This is one end of what we called "the main beach" when I was growing up in Morehead City. It's the beach in the town of Atlantic Beach (pop. 1500), founded in the late 1800s. The first bridge from Morehead City to the beach was built in 1928.
Sometimes I think Europeans must wonder why ice, and not just drinking water, is such a big deal in the U.S. when there are power failures — after hurricanes, for example. Well, it's because of the hot climate. Europe is basically a cold place compared to the southeastern U.S., where ice is not a luxury.
Off the beach are the trawlers. This one was just barely visible to the naked eye, but my camera's zoom lens could see it. In fact, there are two of them. I don't know if they are fishing or shrimping.
Not all beaches are as hospitable as the main beach on Bogue Banks. Down at the eastern end of the barrier island is Beaufort inlet, the break in the islands that lets boats and ships enter the port terminal at Morehead City. Swimming, surfing, or even wading in these waters is forbidden.
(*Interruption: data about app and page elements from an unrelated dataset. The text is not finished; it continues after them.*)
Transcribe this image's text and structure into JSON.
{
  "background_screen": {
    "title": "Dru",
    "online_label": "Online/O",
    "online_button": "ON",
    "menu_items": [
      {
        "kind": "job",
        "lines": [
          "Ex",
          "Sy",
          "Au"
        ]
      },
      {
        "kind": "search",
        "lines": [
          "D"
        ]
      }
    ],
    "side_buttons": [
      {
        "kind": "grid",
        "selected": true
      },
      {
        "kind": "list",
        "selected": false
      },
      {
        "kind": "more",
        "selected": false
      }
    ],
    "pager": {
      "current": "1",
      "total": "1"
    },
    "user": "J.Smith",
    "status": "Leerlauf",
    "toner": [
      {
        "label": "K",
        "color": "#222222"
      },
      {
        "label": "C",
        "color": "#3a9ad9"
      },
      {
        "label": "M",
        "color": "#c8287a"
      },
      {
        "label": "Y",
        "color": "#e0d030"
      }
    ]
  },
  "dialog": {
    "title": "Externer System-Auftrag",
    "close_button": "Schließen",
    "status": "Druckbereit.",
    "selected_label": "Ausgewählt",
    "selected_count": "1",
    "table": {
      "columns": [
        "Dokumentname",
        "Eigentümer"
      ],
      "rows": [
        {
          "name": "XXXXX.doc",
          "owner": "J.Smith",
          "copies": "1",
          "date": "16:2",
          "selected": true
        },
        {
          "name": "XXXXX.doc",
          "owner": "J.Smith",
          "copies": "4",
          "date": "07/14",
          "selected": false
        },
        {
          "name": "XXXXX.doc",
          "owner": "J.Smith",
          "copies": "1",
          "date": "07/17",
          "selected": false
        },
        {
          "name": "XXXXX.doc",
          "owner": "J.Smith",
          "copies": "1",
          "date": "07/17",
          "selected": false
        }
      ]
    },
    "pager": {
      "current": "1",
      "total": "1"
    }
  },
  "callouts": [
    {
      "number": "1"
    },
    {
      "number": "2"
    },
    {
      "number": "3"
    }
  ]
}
We are still busy after the move, unpacking and organizing the new apartment. I'll be here in North Carolina for another week before flying back to Paris and continuing to Saint-Aignan. Leaving home to go home, as I like to say.